“Contributions to Roth IRAs are NOT eligible for a tax deduction—period,” says Ernest Lacroix, financial advisor and founder of Achieve Financial Solutions. “Contributions to a traditional IRA are potentially eligible for a tax deduction. Factors that go into determining whether or not one is eligible for a tax deduction include tax filing status, adjusted gross income, and whether or not one is covered by an employer sponsored plan.”
“Contributions to a Roth IRA are made with after-tax dollars and grow on a tax-free basis, therefore no tax deduction is available," Lacroix says. "Contributions to Traditional IRAs are made with the potential of a tax deduction and grow on a tax-deferred basis.”
Roth IRA deductions vs. traditional IRA deductions?
Let’s take a closer look at what you need to know about IRA tax deductions.
Because traditional IRAs make it possible to save using pre-tax money (aka money you’ve yet to pay taxes on), you can deduct your annual contribution to your traditional IRA so you can avoid paying income tax on that money when you file your federal income tax return. Because you won’t pay income tax on that money when you make the contribution (aka you get a tax deduction), you need to pay income tax later. Because income levels drop drastically at retirement age, the hope is you’ll pay less income tax when you make your withdrawals.
How to Open a Roth IRA
How to Open a Roth IRA
It takes just a few simple steps to open a Roth IRA and start saving for retirement.Find out more
When it comes to Roth IRAs you can’t make deductions on your federal income tax return as you use post-tax income to make contributions. When you get to benefit tax wise is when it comes time to withdraw your earnings as you won’t have to pay income tax on that growth.
So, how can someone decide whether they should be contributing to a traditional or Roth IRA?
“First, one should determine if they are even eligible to make a Roth IRA contribution,” Lacroix says. “Depending on your tax filing status and adjusted gross income, you may not be eligible.”
Assuming you are eligible to make a Roth IRA contribution, Lacroix then suggests considering where you are from a tax perspective. “
If you are in a low tax bracket, then it may make sense to pay the taxes now at a lower tax rate in exchange for the tax-free growth,” he says. “If you are in a high tax bracket now and you believe tax rates may be lower in the future, then you may want to consider taking the potential tax deduction now, assuming you are eligible, and paying the tax later at the assumed lower tax rate.”
Deductible IRA contributions
As briefly noted earlier, there are limits to how much you can contribute to a Roth or traditional IRA (for a traditional IRA this contribution will be how much you can deduct from your taxes). For 2022, it’s possible to contribute up to $6,000, but if you are age 50 or older you can contribute an additional $1,000 a year (this is known as a catch-up contribution) for a total contribution of $7,000.
Limits due to income and other retirement accounts
If you or your spouse have access to an employer sponsored retirement plan through work and your income exceeds certain levels, your traditional IRA contribution deductions may be limited.

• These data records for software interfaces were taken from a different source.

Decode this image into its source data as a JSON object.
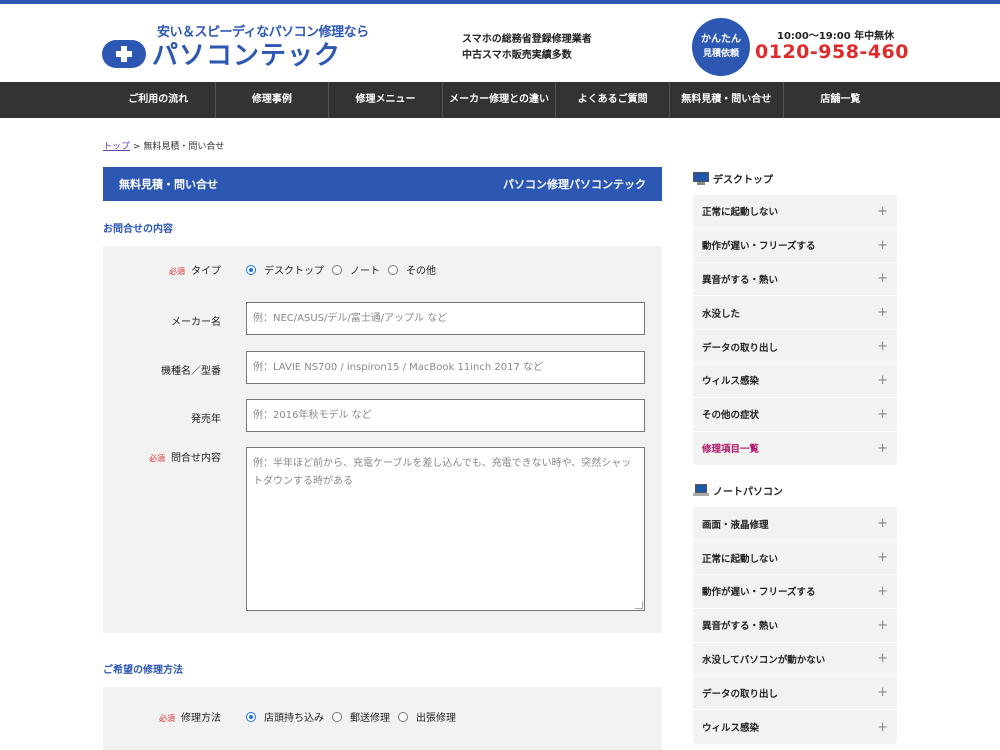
{
  "header": {
    "tagline": "安い＆スピーディなパソコン修理なら",
    "logo_text": "パソコンテック",
    "mid_line1": "スマホの総務省登録修理業者",
    "mid_line2": "中古スマホ販売実績多数",
    "estimate_line1": "かんたん",
    "estimate_line2": "見積依頼",
    "hours": "10:00～19:00 年中無休",
    "phone": "0120-958-460",
    "accent_color": "#2c57b3",
    "phone_color": "#e02b2b"
  },
  "nav": {
    "items": [
      "ご利用の流れ",
      "修理事例",
      "修理メニュー",
      "メーカー修理との違い",
      "よくあるご質問",
      "無料見積・問い合せ",
      "店舗一覧"
    ]
  },
  "breadcrumb": {
    "home": "トップ",
    "separator": ">",
    "current": "無料見積・問い合せ"
  },
  "main": {
    "section_title": "無料見積・問い合せ",
    "section_brand": "パソコン修理パソコンテック",
    "inquiry_title": "お問合せの内容",
    "required_label": "必須",
    "type": {
      "label": "タイプ",
      "options": [
        "デスクトップ",
        "ノート",
        "その他"
      ],
      "selected": "デスクトップ"
    },
    "maker": {
      "label": "メーカー名",
      "placeholder": "例：NEC/ASUS/デル/富士通/アップル など"
    },
    "model": {
      "label": "機種名／型番",
      "placeholder": "例：LAVIE NS700 / inspiron15 / MacBook 11inch 2017 など"
    },
    "release": {
      "label": "発売年",
      "placeholder": "例：2016年秋モデル など"
    },
    "content": {
      "label": "問合せ内容",
      "placeholder": "例：半年ほど前から、充電ケーブルを差し込んでも、充電できない時や、突然シャットダウンする時がある"
    },
    "repair_title": "ご希望の修理方法",
    "method": {
      "label": "修理方法",
      "options": [
        "店頭持ち込み",
        "郵送修理",
        "出張修理"
      ],
      "selected": "店頭持ち込み"
    }
  },
  "sidebar": {
    "desktop_title": "デスクトップ",
    "desktop_items": [
      "正常に起動しない",
      "動作が遅い・フリーズする",
      "異音がする・熱い",
      "水没した",
      "データの取り出し",
      "ウィルス感染",
      "その他の症状",
      "修理項目一覧"
    ],
    "notebook_title": "ノートパソコン",
    "notebook_items": [
      "画面・液晶修理",
      "正常に起動しない",
      "動作が遅い・フリーズする",
      "異音がする・熱い",
      "水没してパソコンが動かない",
      "データの取り出し",
      "ウィルス感染"
    ],
    "plus": "+"
  }
}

Your income can also affect whether you can contribute to a Roth IRA.[3,4]
Let’s review the 2022 limits based on income and access to workplace retirement plans:
|Traditional IRA||Roth IRA|
|Single taxpayers covered by a workplace retirement plan: $68,000 to $78,000||Single taxpayers and heads of household: $129,000 to $144,000|
|Married couples filing jointly (when the spouse making the IRA contribution is covered by a workplace retirement plan): $109,000 to $129,000||Married, filing jointly: $204,000 to $214,000|
|A taxpayer not covered by a workplace retirement plan married to someone who's covered: $204,000 to $214,000||Married, filing separately: $0 to $10,000|
|Married filing a separate return (applies to taxpayers covered by a workplace retirement plan): $0 to $10,000|